** Data shown follows **

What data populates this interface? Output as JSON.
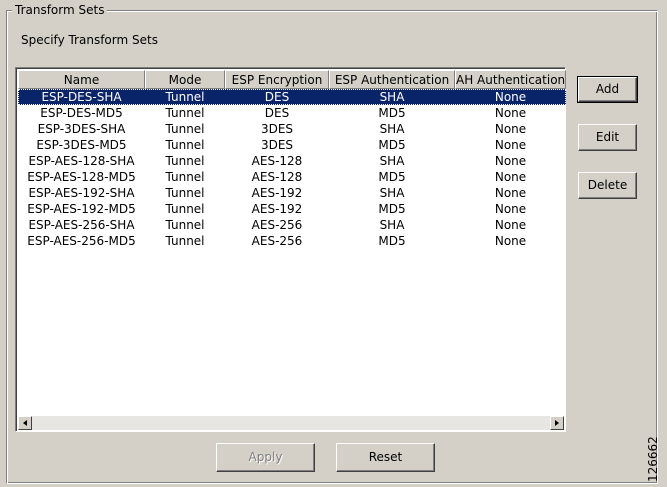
{
  "group": {
    "title": "Transform Sets"
  },
  "subtitle": "Specify Transform Sets",
  "table": {
    "columns": [
      "Name",
      "Mode",
      "ESP Encryption",
      "ESP Authentication",
      "AH Authentication"
    ],
    "selected_index": 0,
    "rows": [
      [
        "ESP-DES-SHA",
        "Tunnel",
        "DES",
        "SHA",
        "None"
      ],
      [
        "ESP-DES-MD5",
        "Tunnel",
        "DES",
        "MD5",
        "None"
      ],
      [
        "ESP-3DES-SHA",
        "Tunnel",
        "3DES",
        "SHA",
        "None"
      ],
      [
        "ESP-3DES-MD5",
        "Tunnel",
        "3DES",
        "MD5",
        "None"
      ],
      [
        "ESP-AES-128-SHA",
        "Tunnel",
        "AES-128",
        "SHA",
        "None"
      ],
      [
        "ESP-AES-128-MD5",
        "Tunnel",
        "AES-128",
        "MD5",
        "None"
      ],
      [
        "ESP-AES-192-SHA",
        "Tunnel",
        "AES-192",
        "SHA",
        "None"
      ],
      [
        "ESP-AES-192-MD5",
        "Tunnel",
        "AES-192",
        "MD5",
        "None"
      ],
      [
        "ESP-AES-256-SHA",
        "Tunnel",
        "AES-256",
        "SHA",
        "None"
      ],
      [
        "ESP-AES-256-MD5",
        "Tunnel",
        "AES-256",
        "MD5",
        "None"
      ]
    ]
  },
  "buttons": {
    "add": "Add",
    "edit": "Edit",
    "delete": "Delete",
    "apply": "Apply",
    "reset": "Reset"
  },
  "scrollbar": {
    "left_icon": "arrow-left-icon",
    "right_icon": "arrow-right-icon"
  },
  "figure_id": "126662"
}
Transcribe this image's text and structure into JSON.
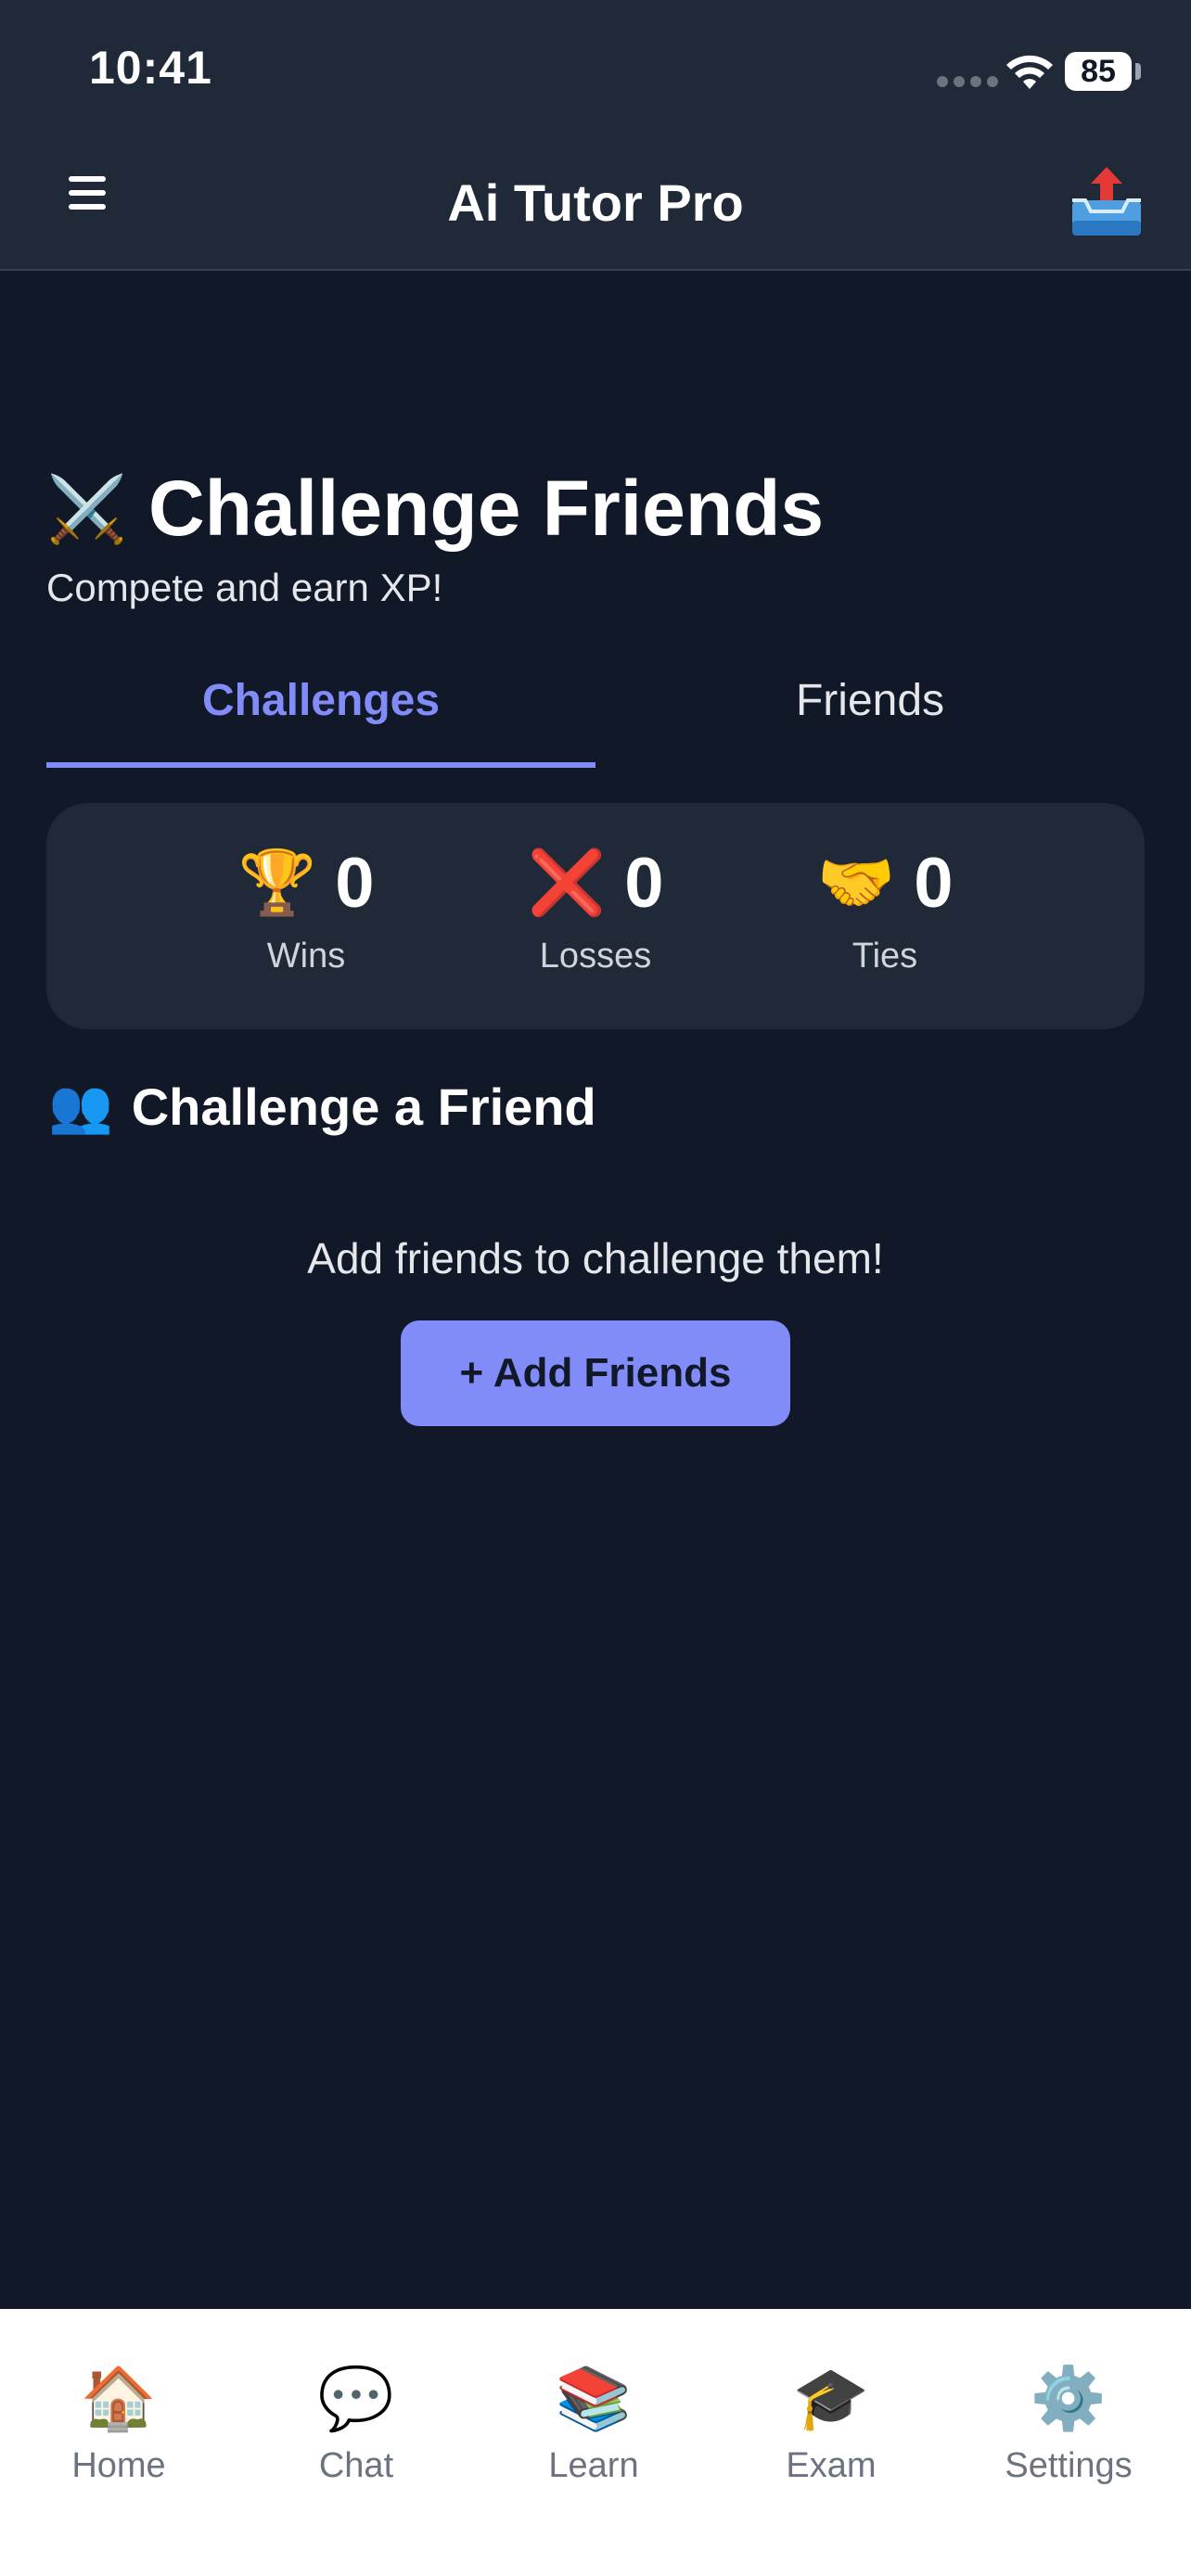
{
  "status_bar": {
    "time": "10:41",
    "battery": "85"
  },
  "header": {
    "title": "Ai Tutor Pro"
  },
  "page": {
    "title": "Challenge Friends",
    "subtitle": "Compete and earn XP!"
  },
  "tabs": [
    {
      "label": "Challenges",
      "active": true
    },
    {
      "label": "Friends",
      "active": false
    }
  ],
  "stats": [
    {
      "icon": "🏆",
      "icon_name": "trophy-icon",
      "value": "0",
      "label": "Wins"
    },
    {
      "icon": "❌",
      "icon_name": "cross-icon",
      "value": "0",
      "label": "Losses"
    },
    {
      "icon": "🤝",
      "icon_name": "handshake-icon",
      "value": "0",
      "label": "Ties"
    }
  ],
  "section": {
    "icon": "👥",
    "title": "Challenge a Friend",
    "empty_text": "Add friends to challenge them!",
    "button_label": "+ Add Friends"
  },
  "bottom_nav": [
    {
      "icon": "🏠",
      "label": "Home"
    },
    {
      "icon": "💬",
      "label": "Chat"
    },
    {
      "icon": "📚",
      "label": "Learn"
    },
    {
      "icon": "🎓",
      "label": "Exam"
    },
    {
      "icon": "⚙️",
      "label": "Settings"
    }
  ],
  "colors": {
    "background": "#111827",
    "surface": "#1f2937",
    "accent": "#818cf8"
  }
}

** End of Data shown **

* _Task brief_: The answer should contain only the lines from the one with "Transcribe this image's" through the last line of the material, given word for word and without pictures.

* _Solution to this problem_:
Transcribe this image's text and structure into JSON.
{
  "status_bar": {
    "time": "10:41",
    "battery": "85"
  },
  "header": {
    "title": "Ai Tutor Pro"
  },
  "page": {
    "title": "Challenge Friends",
    "subtitle": "Compete and earn XP!"
  },
  "tabs": [
    {
      "label": "Challenges",
      "active": true
    },
    {
      "label": "Friends",
      "active": false
    }
  ],
  "stats": [
    {
      "icon": "🏆",
      "icon_name": "trophy-icon",
      "value": "0",
      "label": "Wins"
    },
    {
      "icon": "❌",
      "icon_name": "cross-icon",
      "value": "0",
      "label": "Losses"
    },
    {
      "icon": "🤝",
      "icon_name": "handshake-icon",
      "value": "0",
      "label": "Ties"
    }
  ],
  "section": {
    "icon": "👥",
    "title": "Challenge a Friend",
    "empty_text": "Add friends to challenge them!",
    "button_label": "+ Add Friends"
  },
  "bottom_nav": [
    {
      "icon": "🏠",
      "label": "Home"
    },
    {
      "icon": "💬",
      "label": "Chat"
    },
    {
      "icon": "📚",
      "label": "Learn"
    },
    {
      "icon": "🎓",
      "label": "Exam"
    },
    {
      "icon": "⚙️",
      "label": "Settings"
    }
  ],
  "colors": {
    "background": "#111827",
    "surface": "#1f2937",
    "accent": "#818cf8"
  }
}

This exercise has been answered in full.